### Input for this task
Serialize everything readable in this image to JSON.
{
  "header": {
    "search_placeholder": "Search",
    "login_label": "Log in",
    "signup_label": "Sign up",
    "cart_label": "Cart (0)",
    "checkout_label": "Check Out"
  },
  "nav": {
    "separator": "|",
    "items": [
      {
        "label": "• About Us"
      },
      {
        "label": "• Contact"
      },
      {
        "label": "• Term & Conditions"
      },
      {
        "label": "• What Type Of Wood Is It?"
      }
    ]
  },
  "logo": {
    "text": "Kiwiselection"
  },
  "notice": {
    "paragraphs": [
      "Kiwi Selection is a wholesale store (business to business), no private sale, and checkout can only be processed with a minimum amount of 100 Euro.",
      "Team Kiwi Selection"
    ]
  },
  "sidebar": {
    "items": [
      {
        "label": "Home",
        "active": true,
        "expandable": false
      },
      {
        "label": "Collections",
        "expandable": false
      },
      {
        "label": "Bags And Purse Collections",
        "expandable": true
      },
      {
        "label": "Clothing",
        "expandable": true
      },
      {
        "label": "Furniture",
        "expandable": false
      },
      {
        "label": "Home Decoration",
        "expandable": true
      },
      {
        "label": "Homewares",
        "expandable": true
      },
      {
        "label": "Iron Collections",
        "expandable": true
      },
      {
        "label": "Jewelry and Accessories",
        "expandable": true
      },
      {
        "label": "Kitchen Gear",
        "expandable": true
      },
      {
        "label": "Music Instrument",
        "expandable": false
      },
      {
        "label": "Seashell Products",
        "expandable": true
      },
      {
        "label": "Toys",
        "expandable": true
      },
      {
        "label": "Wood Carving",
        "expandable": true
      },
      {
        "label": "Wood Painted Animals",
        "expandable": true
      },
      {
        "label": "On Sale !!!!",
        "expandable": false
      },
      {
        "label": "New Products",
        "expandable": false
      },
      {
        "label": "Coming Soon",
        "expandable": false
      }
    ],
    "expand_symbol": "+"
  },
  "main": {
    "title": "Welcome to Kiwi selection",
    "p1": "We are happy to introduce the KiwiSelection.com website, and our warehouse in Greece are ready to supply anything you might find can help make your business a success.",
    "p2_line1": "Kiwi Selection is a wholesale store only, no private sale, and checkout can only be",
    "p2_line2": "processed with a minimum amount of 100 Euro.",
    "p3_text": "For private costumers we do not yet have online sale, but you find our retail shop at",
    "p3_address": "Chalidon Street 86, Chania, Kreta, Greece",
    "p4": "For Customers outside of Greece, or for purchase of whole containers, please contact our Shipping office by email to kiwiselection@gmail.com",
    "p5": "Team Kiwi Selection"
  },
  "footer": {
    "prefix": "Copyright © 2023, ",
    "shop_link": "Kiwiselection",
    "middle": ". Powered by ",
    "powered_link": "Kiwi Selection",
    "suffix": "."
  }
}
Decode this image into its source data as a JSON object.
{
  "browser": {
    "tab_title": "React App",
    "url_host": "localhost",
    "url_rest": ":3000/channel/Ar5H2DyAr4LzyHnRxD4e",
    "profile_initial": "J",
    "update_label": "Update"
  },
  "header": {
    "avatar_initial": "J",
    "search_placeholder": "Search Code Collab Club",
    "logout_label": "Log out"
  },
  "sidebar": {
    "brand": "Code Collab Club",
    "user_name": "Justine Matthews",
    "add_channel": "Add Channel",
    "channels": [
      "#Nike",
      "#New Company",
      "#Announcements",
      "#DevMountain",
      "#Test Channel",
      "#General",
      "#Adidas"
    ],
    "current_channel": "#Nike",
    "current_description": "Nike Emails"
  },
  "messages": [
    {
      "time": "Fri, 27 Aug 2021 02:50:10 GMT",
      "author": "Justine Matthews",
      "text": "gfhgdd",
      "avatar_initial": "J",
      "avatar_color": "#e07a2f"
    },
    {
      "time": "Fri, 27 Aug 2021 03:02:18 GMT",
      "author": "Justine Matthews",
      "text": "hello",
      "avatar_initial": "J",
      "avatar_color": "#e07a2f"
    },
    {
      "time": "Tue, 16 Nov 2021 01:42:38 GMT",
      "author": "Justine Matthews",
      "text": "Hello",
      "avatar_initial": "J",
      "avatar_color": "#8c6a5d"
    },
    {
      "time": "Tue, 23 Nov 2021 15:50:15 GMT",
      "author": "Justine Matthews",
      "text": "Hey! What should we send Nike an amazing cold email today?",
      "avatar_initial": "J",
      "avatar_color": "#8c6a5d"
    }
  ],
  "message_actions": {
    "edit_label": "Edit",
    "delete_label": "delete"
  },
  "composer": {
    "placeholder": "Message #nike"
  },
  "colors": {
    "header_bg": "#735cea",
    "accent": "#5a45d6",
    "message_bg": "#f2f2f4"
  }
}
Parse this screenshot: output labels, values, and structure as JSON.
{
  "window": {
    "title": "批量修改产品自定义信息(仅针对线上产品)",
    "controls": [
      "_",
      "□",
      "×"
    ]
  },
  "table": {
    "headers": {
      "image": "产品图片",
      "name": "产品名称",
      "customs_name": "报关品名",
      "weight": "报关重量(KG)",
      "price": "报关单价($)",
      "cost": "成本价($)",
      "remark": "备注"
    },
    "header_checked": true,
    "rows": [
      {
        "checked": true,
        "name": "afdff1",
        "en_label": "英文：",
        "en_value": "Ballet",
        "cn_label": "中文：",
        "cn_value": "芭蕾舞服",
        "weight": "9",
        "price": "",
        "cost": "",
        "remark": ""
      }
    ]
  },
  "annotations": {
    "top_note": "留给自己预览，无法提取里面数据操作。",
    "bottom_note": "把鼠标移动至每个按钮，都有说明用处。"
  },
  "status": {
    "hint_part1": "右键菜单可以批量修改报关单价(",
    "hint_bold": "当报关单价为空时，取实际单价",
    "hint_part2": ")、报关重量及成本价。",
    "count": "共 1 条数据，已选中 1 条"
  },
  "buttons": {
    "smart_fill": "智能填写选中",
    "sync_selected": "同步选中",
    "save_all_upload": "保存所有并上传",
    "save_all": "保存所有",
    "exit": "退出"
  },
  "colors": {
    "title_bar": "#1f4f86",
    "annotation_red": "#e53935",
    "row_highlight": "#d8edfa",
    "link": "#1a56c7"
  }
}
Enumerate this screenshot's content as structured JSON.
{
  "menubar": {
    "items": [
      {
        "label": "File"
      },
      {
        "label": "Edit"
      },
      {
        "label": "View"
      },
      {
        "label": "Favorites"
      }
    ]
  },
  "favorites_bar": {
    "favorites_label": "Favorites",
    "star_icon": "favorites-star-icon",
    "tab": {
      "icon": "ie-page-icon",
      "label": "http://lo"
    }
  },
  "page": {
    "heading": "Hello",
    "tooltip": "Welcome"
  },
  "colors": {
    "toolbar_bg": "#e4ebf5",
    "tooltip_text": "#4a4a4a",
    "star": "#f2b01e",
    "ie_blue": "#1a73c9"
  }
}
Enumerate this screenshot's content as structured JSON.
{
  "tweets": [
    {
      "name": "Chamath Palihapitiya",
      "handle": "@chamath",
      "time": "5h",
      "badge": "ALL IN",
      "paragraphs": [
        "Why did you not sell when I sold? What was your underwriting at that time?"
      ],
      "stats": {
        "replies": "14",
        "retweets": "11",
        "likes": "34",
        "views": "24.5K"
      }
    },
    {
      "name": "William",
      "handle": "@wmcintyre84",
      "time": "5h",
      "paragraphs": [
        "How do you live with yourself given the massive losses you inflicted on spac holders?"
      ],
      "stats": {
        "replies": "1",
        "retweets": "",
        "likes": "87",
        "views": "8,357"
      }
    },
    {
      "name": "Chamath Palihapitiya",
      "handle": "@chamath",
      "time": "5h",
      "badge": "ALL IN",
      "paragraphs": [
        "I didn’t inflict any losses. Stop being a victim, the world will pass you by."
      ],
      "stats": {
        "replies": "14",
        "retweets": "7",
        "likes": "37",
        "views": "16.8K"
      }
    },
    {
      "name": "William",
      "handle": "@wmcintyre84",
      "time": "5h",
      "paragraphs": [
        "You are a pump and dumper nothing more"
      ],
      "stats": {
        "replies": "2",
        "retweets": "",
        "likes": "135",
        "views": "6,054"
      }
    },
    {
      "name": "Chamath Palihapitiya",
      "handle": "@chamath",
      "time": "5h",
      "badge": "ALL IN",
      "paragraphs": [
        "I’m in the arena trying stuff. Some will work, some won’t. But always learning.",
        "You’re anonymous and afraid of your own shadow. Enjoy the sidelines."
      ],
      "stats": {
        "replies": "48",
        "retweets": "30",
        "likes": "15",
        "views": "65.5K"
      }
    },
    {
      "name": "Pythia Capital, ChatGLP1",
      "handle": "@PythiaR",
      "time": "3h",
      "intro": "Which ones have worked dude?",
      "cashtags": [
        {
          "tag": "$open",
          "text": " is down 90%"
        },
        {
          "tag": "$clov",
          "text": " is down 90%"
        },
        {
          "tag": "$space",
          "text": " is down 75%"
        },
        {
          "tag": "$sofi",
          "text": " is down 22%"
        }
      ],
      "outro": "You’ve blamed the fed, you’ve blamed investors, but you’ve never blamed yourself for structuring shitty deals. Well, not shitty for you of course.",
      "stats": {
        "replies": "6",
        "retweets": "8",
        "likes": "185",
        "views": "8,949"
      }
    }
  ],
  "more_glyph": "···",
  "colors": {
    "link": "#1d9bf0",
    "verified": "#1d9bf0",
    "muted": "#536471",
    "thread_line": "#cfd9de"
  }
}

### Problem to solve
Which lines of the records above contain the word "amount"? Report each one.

### Answer
      "Kiwi Selection is a wholesale store (business to business), no private sale, and checkout can only be processed with a minimum amount of 100 Euro.",
    "p2_line2": "processed with a minimum amount of 100 Euro.",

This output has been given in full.